(Web page and app entries)
>>

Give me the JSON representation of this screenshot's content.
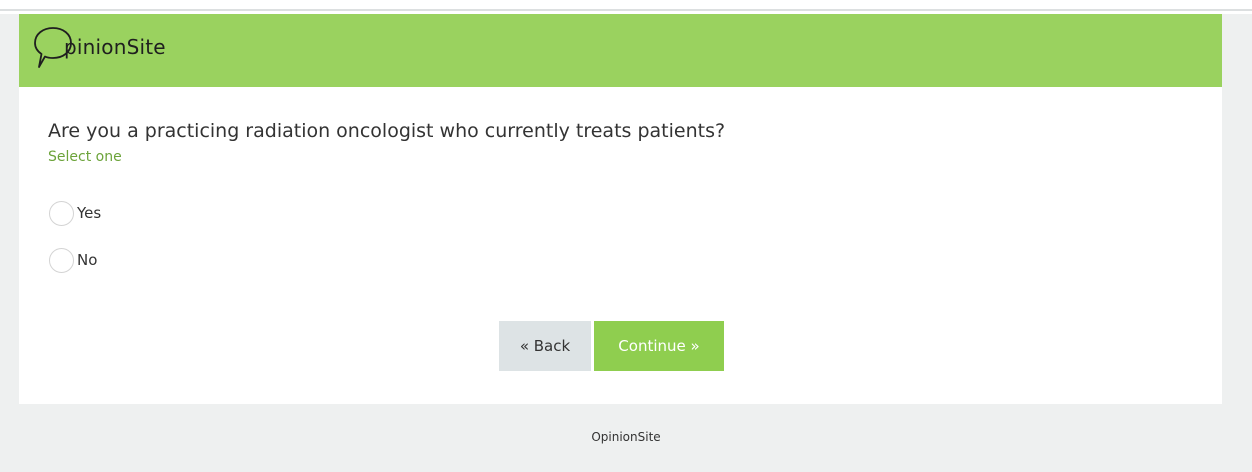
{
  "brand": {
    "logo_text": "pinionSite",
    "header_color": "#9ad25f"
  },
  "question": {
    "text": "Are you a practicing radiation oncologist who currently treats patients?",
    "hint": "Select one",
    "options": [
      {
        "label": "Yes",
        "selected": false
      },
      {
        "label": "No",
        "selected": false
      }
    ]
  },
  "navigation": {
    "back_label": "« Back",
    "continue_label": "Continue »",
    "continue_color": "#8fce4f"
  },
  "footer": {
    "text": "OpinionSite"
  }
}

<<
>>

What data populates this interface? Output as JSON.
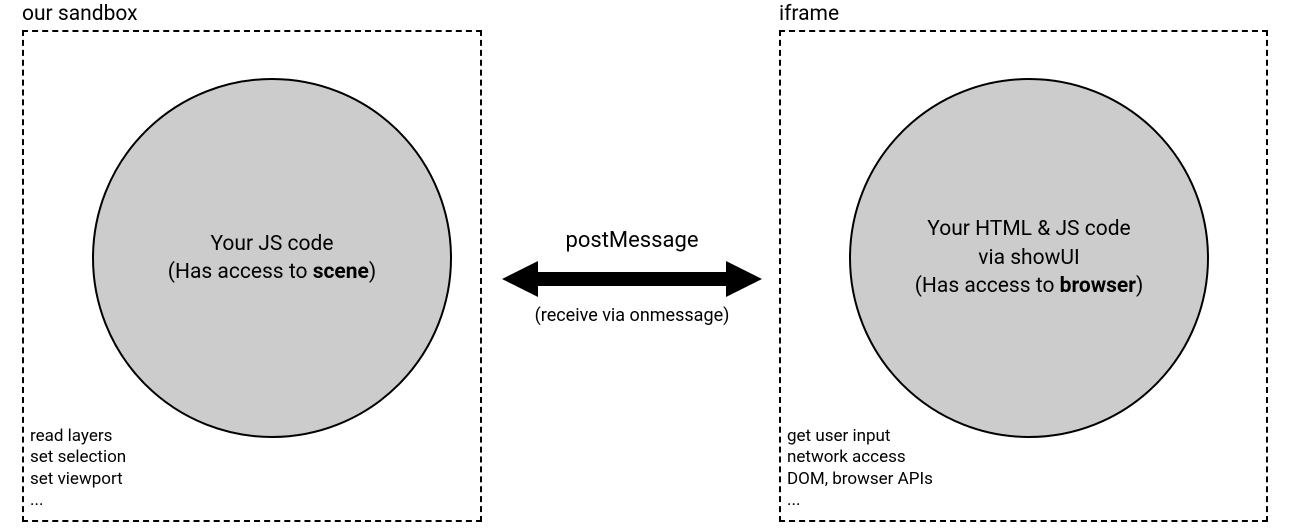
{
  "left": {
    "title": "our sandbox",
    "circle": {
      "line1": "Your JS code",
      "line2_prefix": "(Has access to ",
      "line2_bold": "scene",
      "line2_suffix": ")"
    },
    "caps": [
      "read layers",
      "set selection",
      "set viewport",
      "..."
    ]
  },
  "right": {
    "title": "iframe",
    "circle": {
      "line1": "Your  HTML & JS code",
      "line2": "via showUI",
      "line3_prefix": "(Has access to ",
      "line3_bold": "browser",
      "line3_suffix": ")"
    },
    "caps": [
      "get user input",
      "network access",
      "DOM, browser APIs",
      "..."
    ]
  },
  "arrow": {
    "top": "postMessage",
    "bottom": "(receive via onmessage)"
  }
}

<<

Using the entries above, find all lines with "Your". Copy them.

      "line1": "Your JS code",
      "line1": "Your  HTML & JS code",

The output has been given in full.